While the LTA is doing the right thing in correcting the over-supply of COE in the past decade, it may not realize how its myopic approach in severely restricting the release of motorcycle COEs is hurting the motorcycling population and intensifying a growing social equity problem. Continue reading →
There is one common thing that I’ve frequently observed among people who find it difficult to lose weight and those who wonder why they don’t seem to be able to save much money – they’re simply not very self-aware of their own habits, and they often complain that it’s hard to lose weight or save money.
This post is more on our drinking habits, so I won’t talk much about how to save money because it’s different for everyone.
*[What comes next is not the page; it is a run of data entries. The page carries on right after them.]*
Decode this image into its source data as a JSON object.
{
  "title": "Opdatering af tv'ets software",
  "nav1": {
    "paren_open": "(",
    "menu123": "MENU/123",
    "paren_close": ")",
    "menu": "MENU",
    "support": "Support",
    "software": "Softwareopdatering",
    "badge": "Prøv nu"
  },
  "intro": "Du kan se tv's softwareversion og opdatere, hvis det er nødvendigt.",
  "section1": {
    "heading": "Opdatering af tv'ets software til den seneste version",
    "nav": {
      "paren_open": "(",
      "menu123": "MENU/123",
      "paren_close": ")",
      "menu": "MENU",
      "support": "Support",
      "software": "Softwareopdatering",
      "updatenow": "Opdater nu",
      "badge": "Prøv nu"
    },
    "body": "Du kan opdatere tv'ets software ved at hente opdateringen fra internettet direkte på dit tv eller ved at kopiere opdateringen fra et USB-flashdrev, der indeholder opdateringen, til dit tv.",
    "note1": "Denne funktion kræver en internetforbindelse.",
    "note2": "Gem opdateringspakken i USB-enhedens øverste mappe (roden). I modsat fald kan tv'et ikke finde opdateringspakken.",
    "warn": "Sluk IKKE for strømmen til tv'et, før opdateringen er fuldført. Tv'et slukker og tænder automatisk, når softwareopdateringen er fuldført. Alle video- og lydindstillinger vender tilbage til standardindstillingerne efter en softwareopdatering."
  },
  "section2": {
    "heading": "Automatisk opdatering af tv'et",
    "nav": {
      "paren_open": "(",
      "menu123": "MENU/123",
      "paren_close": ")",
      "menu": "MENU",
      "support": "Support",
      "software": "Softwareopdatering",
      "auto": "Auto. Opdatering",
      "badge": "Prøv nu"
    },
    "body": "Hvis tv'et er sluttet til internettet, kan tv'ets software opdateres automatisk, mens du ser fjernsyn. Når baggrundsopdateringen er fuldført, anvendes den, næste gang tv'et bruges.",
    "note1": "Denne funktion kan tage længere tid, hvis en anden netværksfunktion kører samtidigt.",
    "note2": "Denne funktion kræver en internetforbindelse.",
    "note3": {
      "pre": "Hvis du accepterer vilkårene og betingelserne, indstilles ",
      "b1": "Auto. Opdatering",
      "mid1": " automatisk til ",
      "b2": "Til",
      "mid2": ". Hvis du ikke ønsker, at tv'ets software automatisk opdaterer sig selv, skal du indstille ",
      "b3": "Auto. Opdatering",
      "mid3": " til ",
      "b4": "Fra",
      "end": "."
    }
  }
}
Some people have big necessary bills to pay, some have big unnecessary bills, and some people find it tough to get a good job. (What I do each month is to simply carve out my forced savings the minute my pay cheque gets deposited into my bank and transfer it into another account.)
Now to jump to my conclusion about healthy, economical drinking – just drink plain water all the time (duh).
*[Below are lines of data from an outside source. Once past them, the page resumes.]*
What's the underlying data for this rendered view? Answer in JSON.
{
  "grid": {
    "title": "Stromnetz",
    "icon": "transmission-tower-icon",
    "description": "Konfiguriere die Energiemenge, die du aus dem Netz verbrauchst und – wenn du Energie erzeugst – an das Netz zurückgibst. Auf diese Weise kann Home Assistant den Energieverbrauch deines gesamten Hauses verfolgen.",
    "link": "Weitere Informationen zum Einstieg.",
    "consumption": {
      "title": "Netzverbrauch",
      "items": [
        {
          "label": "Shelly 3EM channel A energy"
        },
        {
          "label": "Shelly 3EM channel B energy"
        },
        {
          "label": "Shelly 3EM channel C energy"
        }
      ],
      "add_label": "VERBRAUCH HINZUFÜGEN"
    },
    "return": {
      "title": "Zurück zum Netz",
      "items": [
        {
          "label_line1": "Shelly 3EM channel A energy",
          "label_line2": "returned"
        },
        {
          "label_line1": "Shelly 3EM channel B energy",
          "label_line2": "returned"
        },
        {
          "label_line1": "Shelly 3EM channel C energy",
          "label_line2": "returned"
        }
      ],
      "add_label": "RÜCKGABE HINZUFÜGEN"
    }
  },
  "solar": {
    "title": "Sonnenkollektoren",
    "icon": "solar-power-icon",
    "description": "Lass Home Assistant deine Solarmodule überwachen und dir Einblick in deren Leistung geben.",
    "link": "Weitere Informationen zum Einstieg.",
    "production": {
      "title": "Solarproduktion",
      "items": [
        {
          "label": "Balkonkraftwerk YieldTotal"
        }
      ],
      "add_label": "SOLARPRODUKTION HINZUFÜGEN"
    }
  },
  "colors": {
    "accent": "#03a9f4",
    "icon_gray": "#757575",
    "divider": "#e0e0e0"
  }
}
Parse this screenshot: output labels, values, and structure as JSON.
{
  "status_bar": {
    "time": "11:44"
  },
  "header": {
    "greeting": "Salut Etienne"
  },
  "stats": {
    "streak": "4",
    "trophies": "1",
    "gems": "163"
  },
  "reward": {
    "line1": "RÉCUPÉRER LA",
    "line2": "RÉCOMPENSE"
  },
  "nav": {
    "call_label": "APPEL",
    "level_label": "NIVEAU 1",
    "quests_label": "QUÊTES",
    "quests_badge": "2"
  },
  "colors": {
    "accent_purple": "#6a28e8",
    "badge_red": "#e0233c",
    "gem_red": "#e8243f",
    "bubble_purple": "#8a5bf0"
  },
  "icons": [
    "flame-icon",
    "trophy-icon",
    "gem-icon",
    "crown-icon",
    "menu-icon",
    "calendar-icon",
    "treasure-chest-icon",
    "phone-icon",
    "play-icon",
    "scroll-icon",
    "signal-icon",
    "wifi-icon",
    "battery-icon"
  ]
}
People know that plain water is beneficial to the body, but you need to look at the economics of commercialized water – you may not be aware of how much money you are literally pissing into into the urinal and helping to fund the huge advertising campaigns of beverage makers to get you to drink even more sugared water. Continue reading →
I recently started using a Fitbit Zip activity tracker because I was intrigued by this whole idea of doing 10,000 steps a day to keep fit. At S$78 (before the Challenger member 10% discount), it’s not cheap but it’s not expensive either for a tiny pedometer that comes with Bluetooth wireless capabilities and built-in user account.
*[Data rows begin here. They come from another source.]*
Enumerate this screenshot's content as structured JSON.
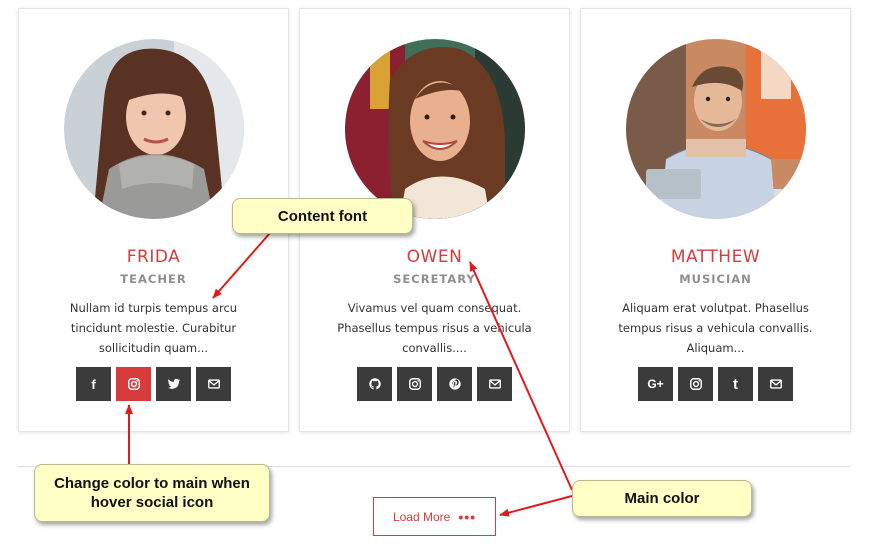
{
  "colors": {
    "main": "#d63c3c",
    "social_bg": "#3b3b3b",
    "callout_bg": "#ffffc6",
    "arrow": "#e11a1a"
  },
  "cards": [
    {
      "name": "FRIDA",
      "role": "TEACHER",
      "description": "Nullam id turpis tempus arcu tincidunt molestie. Curabitur sollicitudin quam...",
      "socials": [
        {
          "icon": "facebook-icon",
          "glyph": "f",
          "active": false
        },
        {
          "icon": "instagram-icon",
          "glyph": "",
          "active": true
        },
        {
          "icon": "twitter-icon",
          "glyph": "",
          "active": false
        },
        {
          "icon": "mail-icon",
          "glyph": "",
          "active": false
        }
      ]
    },
    {
      "name": "OWEN",
      "role": "SECRETARY",
      "description": "Vivamus vel quam consequat. Phasellus tempus risus a vehicula convallis....",
      "socials": [
        {
          "icon": "github-icon",
          "glyph": "",
          "active": false
        },
        {
          "icon": "instagram-icon",
          "glyph": "",
          "active": false
        },
        {
          "icon": "pinterest-icon",
          "glyph": "",
          "active": false
        },
        {
          "icon": "mail-icon",
          "glyph": "",
          "active": false
        }
      ]
    },
    {
      "name": "MATTHEW",
      "role": "MUSICIAN",
      "description": "Aliquam erat volutpat. Phasellus tempus risus a vehicula convallis. Aliquam...",
      "socials": [
        {
          "icon": "google-plus-icon",
          "glyph": "G+",
          "active": false
        },
        {
          "icon": "instagram-icon",
          "glyph": "",
          "active": false
        },
        {
          "icon": "tumblr-icon",
          "glyph": "t",
          "active": false
        },
        {
          "icon": "mail-icon",
          "glyph": "",
          "active": false
        }
      ]
    }
  ],
  "load_more": {
    "label": "Load More",
    "dots": "•••"
  },
  "callouts": {
    "content_font": "Content font",
    "hover_social": "Change color to main when hover social icon",
    "main_color": "Main color"
  }
}
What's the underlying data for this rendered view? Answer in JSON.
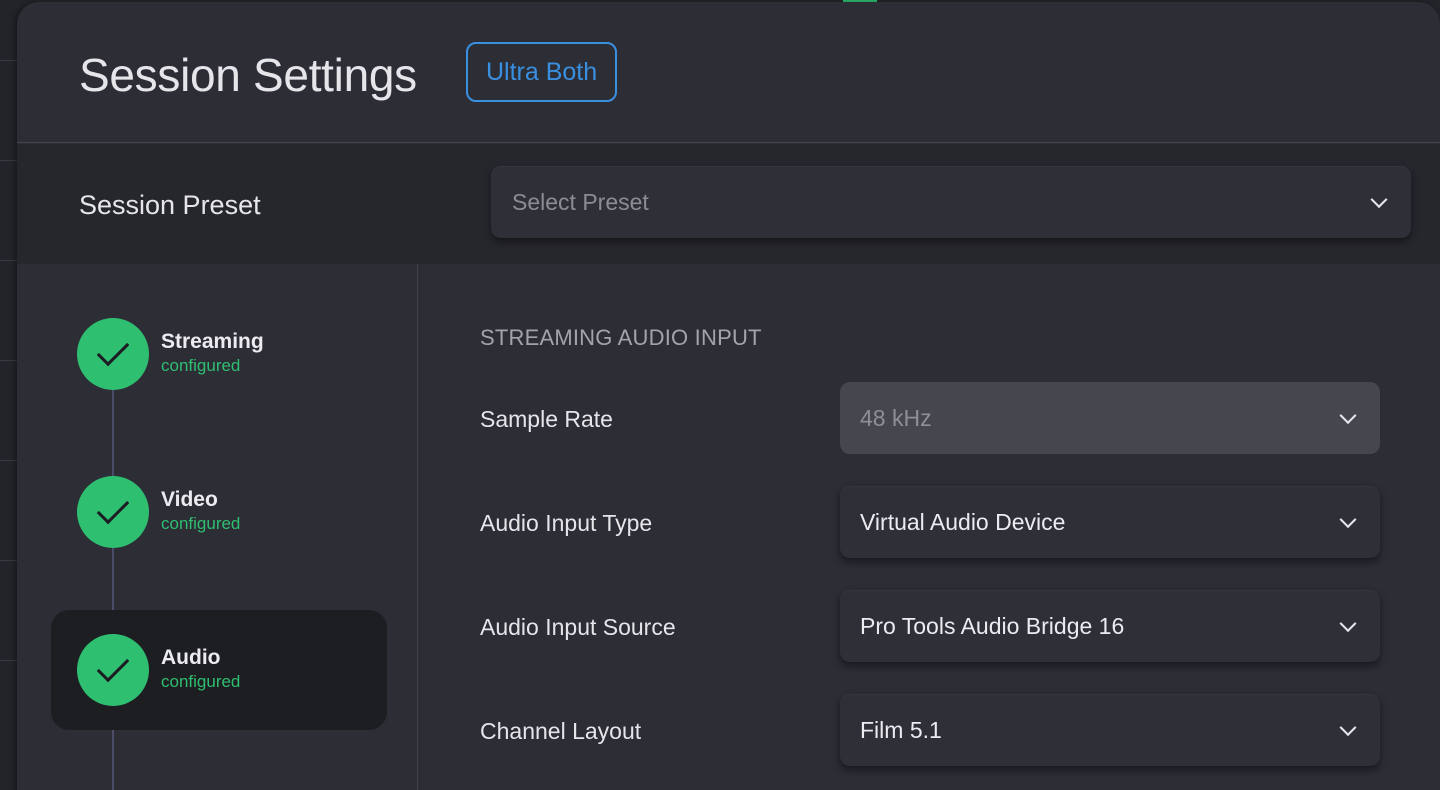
{
  "modal": {
    "title": "Session Settings",
    "tier_badge": "Ultra Both"
  },
  "preset": {
    "label": "Session Preset",
    "placeholder": "Select Preset"
  },
  "steps": [
    {
      "title": "Streaming",
      "status": "configured",
      "active": false
    },
    {
      "title": "Video",
      "status": "configured",
      "active": false
    },
    {
      "title": "Audio",
      "status": "configured",
      "active": true
    }
  ],
  "audio": {
    "section_title": "STREAMING AUDIO INPUT",
    "fields": [
      {
        "label": "Sample Rate",
        "value": "48 kHz",
        "disabled": true
      },
      {
        "label": "Audio Input Type",
        "value": "Virtual Audio Device",
        "disabled": false
      },
      {
        "label": "Audio Input Source",
        "value": "Pro Tools Audio Bridge 16",
        "disabled": false
      },
      {
        "label": "Channel Layout",
        "value": "Film 5.1",
        "disabled": false
      }
    ]
  },
  "colors": {
    "accent_blue": "#3a90e0",
    "success_green": "#2fbf71",
    "modal_bg": "#2c2d35"
  }
}
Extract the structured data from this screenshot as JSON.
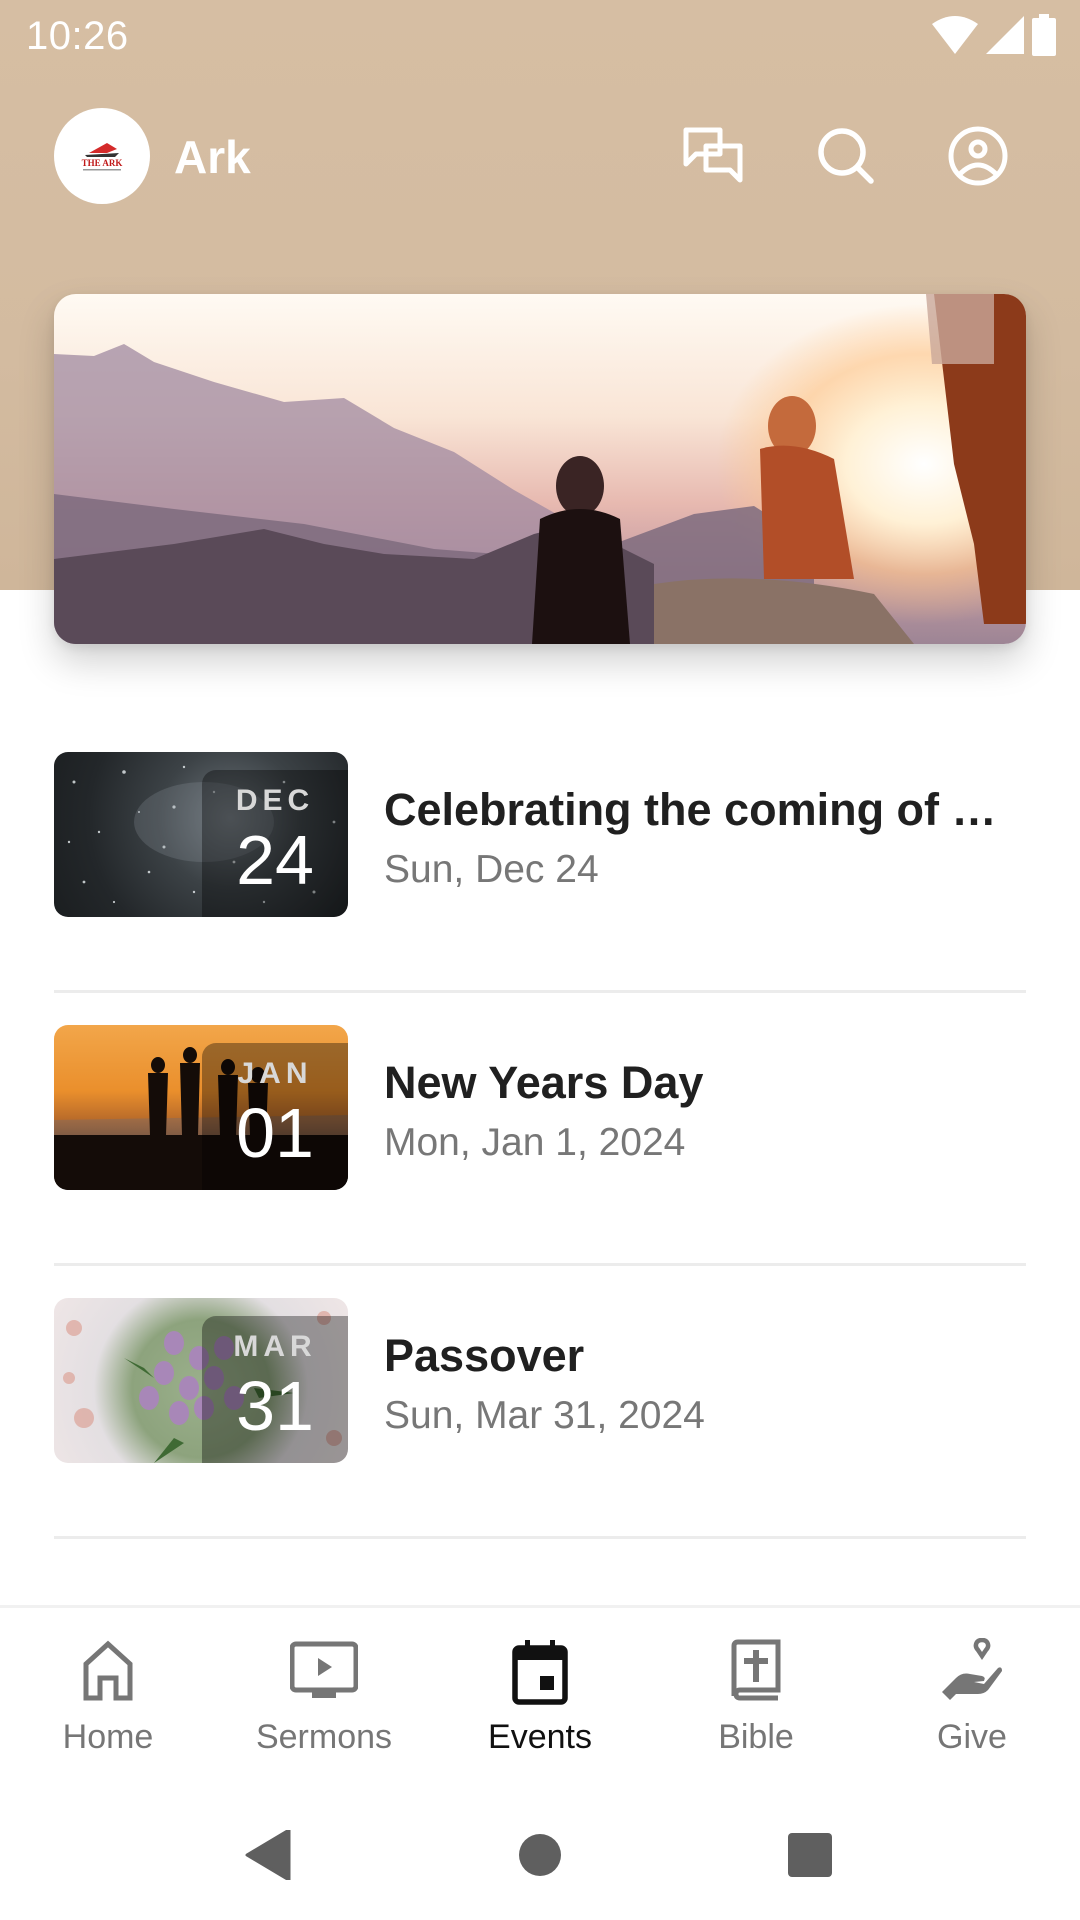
{
  "status_bar": {
    "time": "10:26",
    "icons": [
      "wifi-icon",
      "cellular-signal-icon",
      "battery-icon"
    ]
  },
  "app_bar": {
    "logo_text": "THE ARK",
    "title": "Ark",
    "actions": [
      {
        "name": "messages",
        "icon": "chat-bubbles-icon"
      },
      {
        "name": "search",
        "icon": "search-icon"
      },
      {
        "name": "profile",
        "icon": "account-circle-icon"
      }
    ]
  },
  "hero": {
    "image_description": "people watching a sunset over mountains"
  },
  "events": [
    {
      "month": "DEC",
      "day": "24",
      "title": "Celebrating the coming of E…",
      "date": "Sun, Dec 24",
      "image": "starry-night"
    },
    {
      "month": "JAN",
      "day": "01",
      "title": "New Years Day",
      "date": "Mon, Jan 1, 2024",
      "image": "sunset-silhouettes"
    },
    {
      "month": "MAR",
      "day": "31",
      "title": "Passover",
      "date": "Sun, Mar 31, 2024",
      "image": "purple-tulips"
    }
  ],
  "bottom_nav": {
    "active": "Events",
    "items": [
      {
        "label": "Home",
        "icon": "home-icon"
      },
      {
        "label": "Sermons",
        "icon": "tv-play-icon"
      },
      {
        "label": "Events",
        "icon": "calendar-icon"
      },
      {
        "label": "Bible",
        "icon": "bible-icon"
      },
      {
        "label": "Give",
        "icon": "give-hand-heart-icon"
      }
    ]
  },
  "system_nav": [
    "back",
    "home",
    "recents"
  ],
  "colors": {
    "header_bg": "#d4bca1",
    "active_nav": "#111111",
    "inactive_nav": "#767676",
    "title_text": "#202020",
    "subtitle_text": "#777777"
  }
}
To be clear, it’s not like I need a pedometer, because I already jog regularly two to three times a week and I watch what I eat most of the time. I weigh myself daily now with a Fitbit Aria scale that logs my weight to my personal account and I can always study my weight variations anytime on my phone or PC.
But once you pique my curiosity and it involves tech and fitness, I just have to try it out to gain an understanding of what other people are raving about. Continue reading →
I often wake up early about 6am to go for jogs or to wait for the sunrise, and today I decided to go to Upper Peirce for the first time at such an hour to check out the sunrise. I was stunned by what I saw, and here are some photos all taken within a few minutes of each other. God truly creates beautiful things we cannot fathom.
Please feel free to download these images for your own desktop and smartphone wallpapers, and I’m not going to spoil them with watermarks because my ego isn’t that big. But if you’re going to share them or use it on your own site, please remember to credit me and the date with location (Ian Tan, Upper Peirce Reservoir, Singapore, 4 Jan 2014).
I recently wrote my first article for Geek Culture, a fantastic blog site for us tech pseudo-nerds and gaming fans. It’s a review of Garmin’s latest flagship running watch, the Forerunner 620.
If you’re serious about running, you’re probably already using a GPS running watch to track your weekly progress. And if you’re a geek, I would wager you are also wondering if somebody has fixed the various technical shortcomings of your current watch.
Issues like heavy weight, ugly looks, bulky size, inconvenient battery charging, short battery life, limited data displays, slow GPS lock-on to poorly designed websites, I’ve experienced all of them in the past four years since I started using different wrist devices to record my runs.
That’s why when Garmin first announced its latest flagship running watch – the Forerunner 620 – the geek in me sat up and noticed. From paper specifications alone, the watch appears to have been designed to fix most of these niggling issues. Even with its high price (USD449 with the improved and advanced Heart Rate Monitor, more on that later), it seemed too good to be true.
Check out the rest of the review here. Since I bought the watch, it had better be good, and hence my review is going to be pretty obvious.